Without good-quality studies that look at the effects on health of consuming mainly organic food, we can’t really tell whether organically-produced food is better for our health.
It would be unwise to assume that organic foods and drinks are having a protective effect on your heart health if you neglect other important factors, such as your weight, exercise levels and alcohol consumption.
Source: NHS Choice
Just add a handful of almonds: a University of Florida study suggests that improving one’s diet can be as simple as that.
Researchers studied the effect that the addition of almonds can have on a person’s diet quality, based on data collected from 28 parent-child pairs living in North Central Florida.
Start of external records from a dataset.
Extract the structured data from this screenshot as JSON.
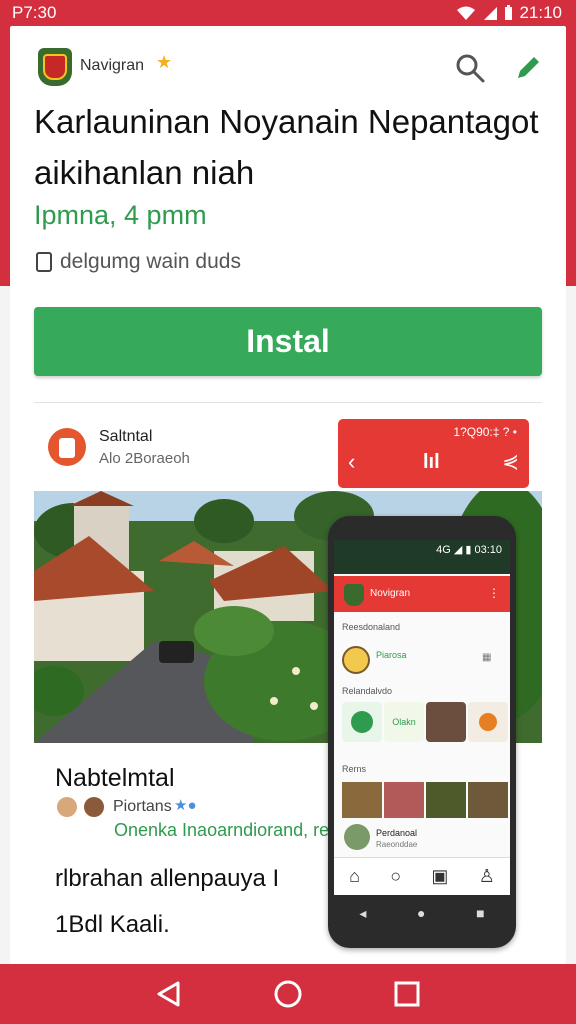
{
  "status": {
    "time": "P7:30",
    "right_time": "21:10"
  },
  "app": {
    "brand_name": "Navigran"
  },
  "header": {
    "title": "Karlauninan Noyanain Nepantagot aikihanlan niah",
    "subtitle": "Ipmna, 4 pmm",
    "checkbox_label": "delgumg wain duds"
  },
  "actions": {
    "install_label": "Instal"
  },
  "publisher": {
    "name": "Saltntal",
    "meta": "Alo 2Boraeoh"
  },
  "mini_bar": {
    "status": "1?Q90:‡ ? •",
    "center": "lıl"
  },
  "post": {
    "title": "Nabtelmtal",
    "author": "Piortans",
    "link": "Onenka Inaoarndiorand, re",
    "body": "rlbrahan allenpauya I 1Bdl Kaali."
  },
  "phone": {
    "status": "4G ◢ ▮ 03:10",
    "app_title": "Novigran",
    "section1": "Reesdonaland",
    "user1": "Piarosa",
    "section2": "Relandalvdo",
    "tile_label": "Olakn",
    "section3": "Rerns",
    "user2": "Perdanoal",
    "user2_sub": "Raeonddae"
  },
  "colors": {
    "accent_red": "#d32f3f",
    "install_green": "#37a95a",
    "link_green": "#2e9b4e"
  }
}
The parents were instructed to eat 1.5 ounces of whole almonds each day during the three-week intervention portion of the research period, and the children were encouraged to eat half an ounce of whole almonds or an equivalent amount of almond butter each day. Although only one parent and one child’s habits were analyzed in the study, which was published in the December issue of the Journal of Nutrition Research, the researchers encouraged the whole family to participate and provided enough almonds and almond butter for everyone in the family to eat.
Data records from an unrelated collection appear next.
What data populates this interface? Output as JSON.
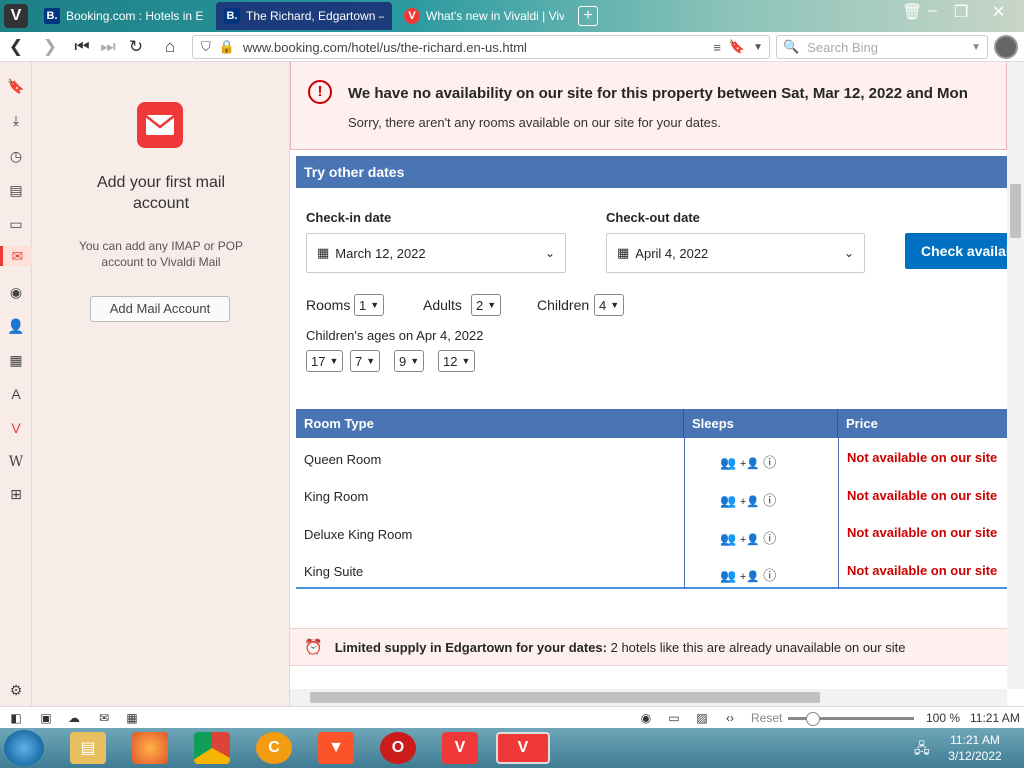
{
  "tabs": [
    {
      "label": "Booking.com : Hotels in Edgartown",
      "favicon": "B.",
      "active": false
    },
    {
      "label": "The Richard, Edgartown – U",
      "favicon": "B.",
      "active": true
    },
    {
      "label": "What's new in Vivaldi | Vivaldi",
      "favicon": "V",
      "active": false
    }
  ],
  "address": {
    "url": "www.booking.com/hotel/us/the-richard.en-us.html",
    "search_placeholder": "Search Bing"
  },
  "mail_panel": {
    "title": "Add your first mail account",
    "description": "You can add any IMAP or POP account to Vivaldi Mail",
    "button": "Add Mail Account"
  },
  "alert": {
    "title": "We have no availability on our site for this property between Sat, Mar 12, 2022 and Mon",
    "subtitle": "Sorry, there aren't any rooms available on our site for your dates."
  },
  "try_dates": {
    "heading": "Try other dates",
    "checkin_label": "Check-in date",
    "checkin_value": "March 12, 2022",
    "checkout_label": "Check-out date",
    "checkout_value": "April 4, 2022",
    "check_button": "Check availab"
  },
  "occupancy": {
    "rooms_label": "Rooms",
    "rooms_value": "1",
    "adults_label": "Adults",
    "adults_value": "2",
    "children_label": "Children",
    "children_value": "4",
    "ages_label": "Children's ages on Apr 4, 2022",
    "ages": [
      "17",
      "7",
      "9",
      "12"
    ]
  },
  "table": {
    "headers": {
      "room_type": "Room Type",
      "sleeps": "Sleeps",
      "price": "Price"
    },
    "rows": [
      {
        "room": "Queen Room",
        "price": "Not available on our site"
      },
      {
        "room": "King Room",
        "price": "Not available on our site"
      },
      {
        "room": "Deluxe King Room",
        "price": "Not available on our site"
      },
      {
        "room": "King Suite",
        "price": "Not available on our site"
      }
    ]
  },
  "limited": {
    "bold": "Limited supply in Edgartown for your dates:",
    "text": "2 hotels like this are already unavailable on our site"
  },
  "statusbar": {
    "reset": "Reset",
    "zoom": "100 %",
    "time": "11:21 AM"
  },
  "taskbar": {
    "time": "11:21 AM",
    "date": "3/12/2022"
  },
  "colors": {
    "accent_red": "#ef3939",
    "booking_blue": "#4a75b5",
    "button_blue": "#0071c2",
    "unavailable_red": "#cc0000"
  }
}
At the beginning of the 14-week research period the research subjects’ average Healthy Eating Index scores were 53.7 ± 1.8 for the parents and 53.7 ± 2.6 for the children. The Healthy Eating Index is a measure of diet quality that assesses conformance to the USDA’s Dietary Guidelines for Americans. A score below 51 is reflective of a poor diet, a score between 51 and 80 reflects a need for improvement and a score greater than 80 indicates a good diet.
After the almond intervention, the average Healthy Eating Index score for parents and children increased, with parents’ average increasing to 61.4 ± 1.4 and children’s average increasing to 61.4 ± 2.2. They increased their Healthy Eating Index component scores for total protein foods and decreased the intake of empty calories.
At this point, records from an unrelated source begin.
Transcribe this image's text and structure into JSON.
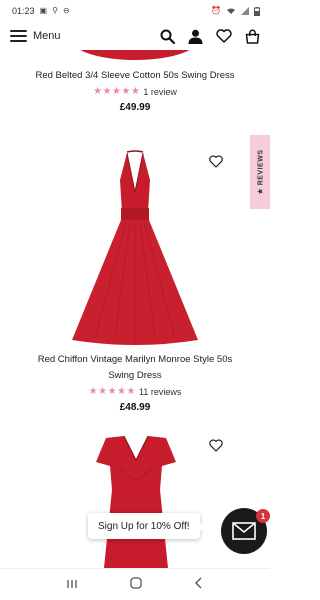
{
  "status_bar": {
    "time": "01:23",
    "left_icons": [
      "gallery-icon",
      "usb-icon",
      "dnd-icon"
    ],
    "right_icons": [
      "alarm-icon",
      "wifi-icon",
      "signal-icon",
      "battery-icon"
    ]
  },
  "header": {
    "menu_label": "Menu",
    "icons": [
      "search-icon",
      "user-icon",
      "heart-icon",
      "bag-icon"
    ]
  },
  "products": [
    {
      "name": "Red Belted 3/4 Sleeve Cotton 50s Swing Dress",
      "stars": "★★★★★",
      "reviews": "1 review",
      "price": "£49.99"
    },
    {
      "name": "Red Chiffon Vintage Marilyn Monroe Style 50s Swing Dress",
      "stars": "★★★★★",
      "reviews": "11 reviews",
      "price": "£48.99"
    }
  ],
  "reviews_tab": {
    "label": "★ REVIEWS"
  },
  "signup": {
    "label": "Sign Up for 10% Off!"
  },
  "mail_badge": {
    "count": "1"
  },
  "colors": {
    "dress_red": "#c61c2b",
    "star_pink": "#e889b0",
    "reviews_tab_bg": "#f7cddc"
  },
  "nav_bar": {
    "icons": [
      "recent-apps-icon",
      "home-icon",
      "back-icon"
    ]
  }
}
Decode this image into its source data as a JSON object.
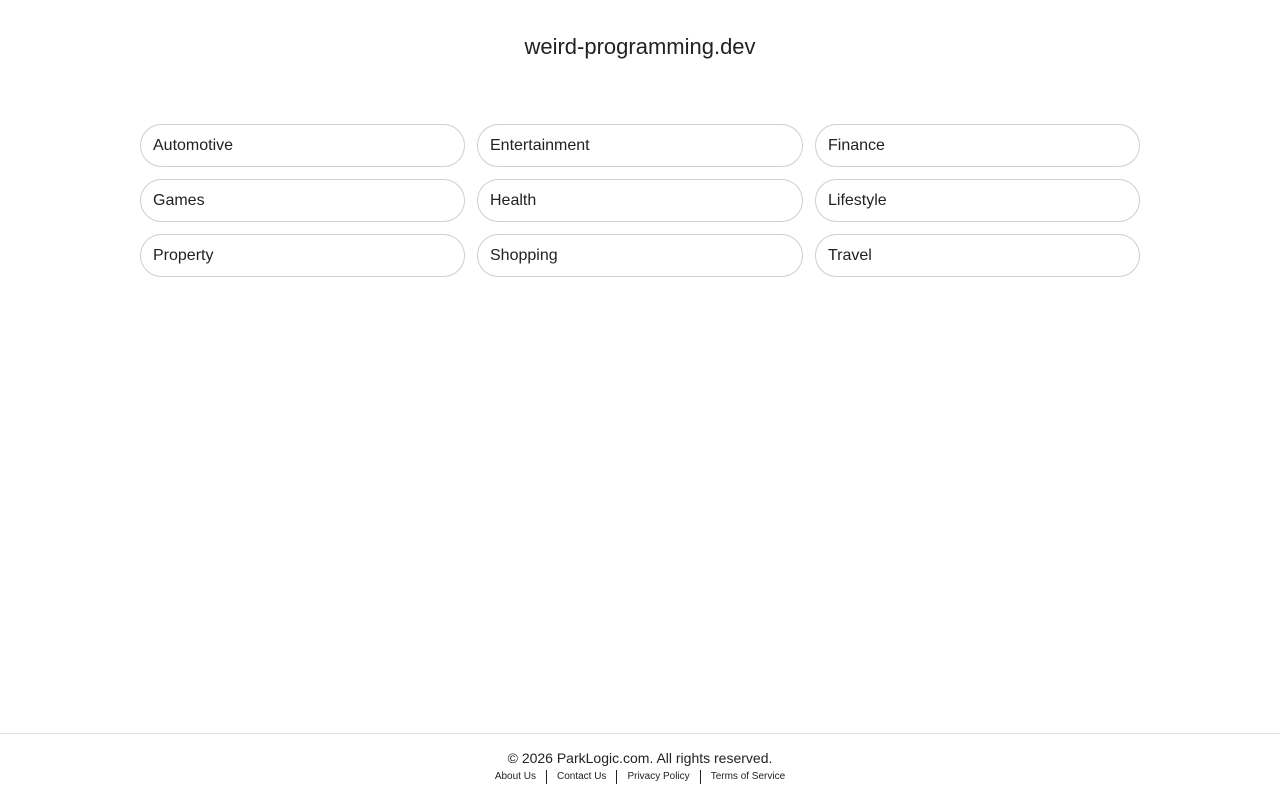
{
  "site": {
    "title": "weird-programming.dev"
  },
  "categories": [
    {
      "label": "Automotive"
    },
    {
      "label": "Entertainment"
    },
    {
      "label": "Finance"
    },
    {
      "label": "Games"
    },
    {
      "label": "Health"
    },
    {
      "label": "Lifestyle"
    },
    {
      "label": "Property"
    },
    {
      "label": "Shopping"
    },
    {
      "label": "Travel"
    }
  ],
  "footer": {
    "copyright": "© 2026 ParkLogic.com. All rights reserved.",
    "links": [
      {
        "label": "About Us"
      },
      {
        "label": "Contact Us"
      },
      {
        "label": "Privacy Policy"
      },
      {
        "label": "Terms of Service"
      }
    ]
  }
}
The researchers believe the parents and children were replacing salty and processed snacks with almonds, said Alyssa Burns, a doctoral student in the UF/IFAS food science and human nutrition department who conducted the study.
Over the past 20 years, per-capita consumption of nuts and seeds has decreased in children 3 to 6 years old, while the consumption of savory snacks–like chips and pretzels–increased. Researchers were interested in studying the addition of almonds into 3- to 6-year-old children’s diets, because encouraging healthy eating habits during early childhood can have numerous lifelong benefits.
“The habits you have when you are younger are carried into adulthood, so if a parent is able to incorporate almonds or different healthy snacks into a child’s diet, it’s more likely that the child will choose those snacks later on in life,” Burns said.
They were also interested in learning how easy or difficult it is to incorporate almonds into the diets of preschool-aged children–an age when food preferences are developed.
“Some of the challenges that we saw were that the kids were getting bored with the almonds, or they didn’t like the taste of the almonds or the almond butter,” Burns said.
To counter that, she said they came up with creative ways for the parents to incorporate the almonds into their children’s diets–for instance, adding them to familiar foods like oatmeal, smoothies or sandwiches.
The study’s results suggest whole food approaches, like adding almonds to one’s diet, may be an achievable way to improve overall public health.
“Adding a variety of fruits, vegetables and nuts to your diet can improve your overall diet quality,” Burns said.
Source: University of Florida
5 oz gruyere cheese, sliced
5 oz shaved ham
1/3 cup sun-dried tomatoes, drained
8 slices country-style bread
2 eggs, lightly beaten
1/2 cup milk
sea salt and cracked black pepper
Makes 4 servings.
Source: Donna Hay